Material for the task:
--------
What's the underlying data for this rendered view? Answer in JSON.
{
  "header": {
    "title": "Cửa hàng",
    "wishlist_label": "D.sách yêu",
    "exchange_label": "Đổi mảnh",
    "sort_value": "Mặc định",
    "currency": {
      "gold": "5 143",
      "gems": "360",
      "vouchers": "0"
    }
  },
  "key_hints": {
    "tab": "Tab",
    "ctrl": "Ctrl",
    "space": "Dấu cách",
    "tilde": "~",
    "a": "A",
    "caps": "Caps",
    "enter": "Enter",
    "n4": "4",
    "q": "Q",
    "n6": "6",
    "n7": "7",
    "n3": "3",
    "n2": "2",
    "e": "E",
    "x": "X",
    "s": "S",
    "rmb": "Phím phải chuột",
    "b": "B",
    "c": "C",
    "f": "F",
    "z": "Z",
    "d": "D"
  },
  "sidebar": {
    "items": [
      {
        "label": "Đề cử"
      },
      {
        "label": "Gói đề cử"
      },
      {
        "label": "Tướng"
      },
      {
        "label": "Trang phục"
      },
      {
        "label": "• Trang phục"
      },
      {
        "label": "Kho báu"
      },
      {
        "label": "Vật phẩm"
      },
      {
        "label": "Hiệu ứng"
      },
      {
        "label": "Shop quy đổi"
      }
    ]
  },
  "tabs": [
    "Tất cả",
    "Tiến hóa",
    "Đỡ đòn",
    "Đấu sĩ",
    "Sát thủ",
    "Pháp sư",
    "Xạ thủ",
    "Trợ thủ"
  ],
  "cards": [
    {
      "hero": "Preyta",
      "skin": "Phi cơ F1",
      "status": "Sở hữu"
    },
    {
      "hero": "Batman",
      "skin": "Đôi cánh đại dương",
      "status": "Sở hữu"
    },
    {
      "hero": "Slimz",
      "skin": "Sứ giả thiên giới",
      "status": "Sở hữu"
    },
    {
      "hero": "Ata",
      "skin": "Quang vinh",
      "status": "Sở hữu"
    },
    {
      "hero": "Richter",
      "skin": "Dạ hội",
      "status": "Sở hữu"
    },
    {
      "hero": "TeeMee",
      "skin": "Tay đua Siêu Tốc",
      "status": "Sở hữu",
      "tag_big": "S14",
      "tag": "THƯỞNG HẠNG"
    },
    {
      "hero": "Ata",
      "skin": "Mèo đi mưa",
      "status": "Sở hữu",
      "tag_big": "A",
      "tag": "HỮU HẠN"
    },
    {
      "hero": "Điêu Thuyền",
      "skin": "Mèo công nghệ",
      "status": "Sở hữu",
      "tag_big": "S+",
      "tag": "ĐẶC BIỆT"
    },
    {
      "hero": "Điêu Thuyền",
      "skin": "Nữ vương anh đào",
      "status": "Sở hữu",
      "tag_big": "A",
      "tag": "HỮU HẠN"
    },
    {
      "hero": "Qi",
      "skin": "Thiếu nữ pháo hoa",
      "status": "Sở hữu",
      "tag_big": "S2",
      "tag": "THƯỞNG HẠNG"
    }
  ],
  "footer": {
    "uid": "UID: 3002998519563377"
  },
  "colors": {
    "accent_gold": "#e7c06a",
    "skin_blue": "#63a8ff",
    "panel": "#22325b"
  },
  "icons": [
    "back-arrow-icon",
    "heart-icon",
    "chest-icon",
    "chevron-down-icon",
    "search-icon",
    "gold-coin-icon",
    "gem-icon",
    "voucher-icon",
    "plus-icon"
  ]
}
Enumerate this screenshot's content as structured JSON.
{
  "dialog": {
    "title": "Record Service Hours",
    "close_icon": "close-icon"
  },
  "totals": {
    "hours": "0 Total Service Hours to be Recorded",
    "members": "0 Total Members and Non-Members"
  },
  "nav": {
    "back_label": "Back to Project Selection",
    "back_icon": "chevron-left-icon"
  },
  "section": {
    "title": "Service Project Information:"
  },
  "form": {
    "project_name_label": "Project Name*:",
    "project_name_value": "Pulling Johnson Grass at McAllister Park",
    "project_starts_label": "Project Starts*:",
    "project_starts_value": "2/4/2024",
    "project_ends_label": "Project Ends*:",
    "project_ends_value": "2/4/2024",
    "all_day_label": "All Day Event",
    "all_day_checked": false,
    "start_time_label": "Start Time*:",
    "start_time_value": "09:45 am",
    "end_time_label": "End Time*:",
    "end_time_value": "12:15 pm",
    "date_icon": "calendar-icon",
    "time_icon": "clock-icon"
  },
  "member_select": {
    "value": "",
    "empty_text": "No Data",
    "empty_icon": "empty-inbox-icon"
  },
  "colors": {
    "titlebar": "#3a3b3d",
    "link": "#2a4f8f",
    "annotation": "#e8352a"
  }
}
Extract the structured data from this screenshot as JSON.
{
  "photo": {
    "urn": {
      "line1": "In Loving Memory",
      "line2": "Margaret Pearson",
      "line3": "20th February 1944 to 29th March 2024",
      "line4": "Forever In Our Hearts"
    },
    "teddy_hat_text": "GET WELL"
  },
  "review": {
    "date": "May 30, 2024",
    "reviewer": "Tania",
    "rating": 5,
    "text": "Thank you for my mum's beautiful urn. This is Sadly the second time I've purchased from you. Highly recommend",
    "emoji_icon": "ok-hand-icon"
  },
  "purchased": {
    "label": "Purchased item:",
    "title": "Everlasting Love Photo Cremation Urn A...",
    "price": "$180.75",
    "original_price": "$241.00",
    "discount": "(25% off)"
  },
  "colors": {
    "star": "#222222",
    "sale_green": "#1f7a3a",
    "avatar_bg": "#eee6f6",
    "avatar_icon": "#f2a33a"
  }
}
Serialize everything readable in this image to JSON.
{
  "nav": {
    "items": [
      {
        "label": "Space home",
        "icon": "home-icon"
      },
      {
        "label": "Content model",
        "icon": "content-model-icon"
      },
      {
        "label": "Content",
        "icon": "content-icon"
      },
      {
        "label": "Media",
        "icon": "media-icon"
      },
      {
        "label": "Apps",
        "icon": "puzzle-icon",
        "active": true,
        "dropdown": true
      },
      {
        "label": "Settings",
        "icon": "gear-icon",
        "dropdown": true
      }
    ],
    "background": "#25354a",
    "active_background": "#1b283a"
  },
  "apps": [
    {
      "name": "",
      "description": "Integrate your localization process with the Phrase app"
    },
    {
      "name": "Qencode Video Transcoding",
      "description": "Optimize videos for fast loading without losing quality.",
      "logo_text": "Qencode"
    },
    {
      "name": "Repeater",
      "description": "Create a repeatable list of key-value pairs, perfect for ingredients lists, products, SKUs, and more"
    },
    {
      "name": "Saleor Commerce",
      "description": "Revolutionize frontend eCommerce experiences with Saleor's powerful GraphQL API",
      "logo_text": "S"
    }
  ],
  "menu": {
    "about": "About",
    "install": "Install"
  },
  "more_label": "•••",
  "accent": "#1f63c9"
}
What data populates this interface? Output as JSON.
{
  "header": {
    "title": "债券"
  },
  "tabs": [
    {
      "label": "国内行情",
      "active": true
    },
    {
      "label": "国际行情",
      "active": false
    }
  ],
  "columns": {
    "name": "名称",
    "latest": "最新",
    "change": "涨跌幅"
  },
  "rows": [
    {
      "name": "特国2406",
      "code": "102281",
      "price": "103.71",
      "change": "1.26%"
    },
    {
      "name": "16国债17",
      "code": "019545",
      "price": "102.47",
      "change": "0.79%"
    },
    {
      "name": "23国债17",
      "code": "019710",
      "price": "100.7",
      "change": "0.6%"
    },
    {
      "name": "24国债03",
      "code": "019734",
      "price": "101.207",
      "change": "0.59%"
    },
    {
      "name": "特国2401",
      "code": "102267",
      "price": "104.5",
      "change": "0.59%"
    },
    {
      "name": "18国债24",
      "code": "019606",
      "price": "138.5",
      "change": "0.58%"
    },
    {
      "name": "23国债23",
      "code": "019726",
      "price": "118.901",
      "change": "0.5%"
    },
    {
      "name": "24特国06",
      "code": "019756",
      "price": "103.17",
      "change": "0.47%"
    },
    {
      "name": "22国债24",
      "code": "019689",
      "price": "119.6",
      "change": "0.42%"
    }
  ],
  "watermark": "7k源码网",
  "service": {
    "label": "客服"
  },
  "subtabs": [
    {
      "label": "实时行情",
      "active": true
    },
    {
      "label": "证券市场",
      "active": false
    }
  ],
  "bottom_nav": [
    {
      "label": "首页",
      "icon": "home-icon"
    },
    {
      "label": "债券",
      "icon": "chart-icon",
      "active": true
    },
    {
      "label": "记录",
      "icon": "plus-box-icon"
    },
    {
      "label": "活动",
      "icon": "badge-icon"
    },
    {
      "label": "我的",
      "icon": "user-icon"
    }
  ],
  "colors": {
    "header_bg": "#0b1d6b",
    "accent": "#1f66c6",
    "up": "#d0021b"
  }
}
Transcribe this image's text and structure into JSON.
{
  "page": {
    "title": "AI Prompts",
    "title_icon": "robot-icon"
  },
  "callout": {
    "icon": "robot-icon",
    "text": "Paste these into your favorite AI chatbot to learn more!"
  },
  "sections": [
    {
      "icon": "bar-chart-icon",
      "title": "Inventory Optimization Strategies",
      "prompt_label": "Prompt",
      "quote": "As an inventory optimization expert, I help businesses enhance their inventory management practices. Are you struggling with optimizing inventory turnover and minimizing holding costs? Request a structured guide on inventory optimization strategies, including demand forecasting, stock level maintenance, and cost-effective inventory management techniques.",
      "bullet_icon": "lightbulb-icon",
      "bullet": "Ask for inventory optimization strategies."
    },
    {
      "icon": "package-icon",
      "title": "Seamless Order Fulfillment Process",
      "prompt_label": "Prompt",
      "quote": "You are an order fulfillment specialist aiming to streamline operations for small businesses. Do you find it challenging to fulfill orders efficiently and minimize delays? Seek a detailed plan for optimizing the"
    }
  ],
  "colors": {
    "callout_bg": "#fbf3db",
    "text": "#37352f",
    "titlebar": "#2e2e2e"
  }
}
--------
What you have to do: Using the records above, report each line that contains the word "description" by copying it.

Exercise answer:
      "description": "Integrate your localization process with the Phrase app"
      "description": "Optimize videos for fast loading without losing quality.",
      "description": "Create a repeatable list of key-value pairs, perfect for ingredients lists, products, SKUs, and more"
      "description": "Revolutionize frontend eCommerce experiences with Saleor's powerful GraphQL API",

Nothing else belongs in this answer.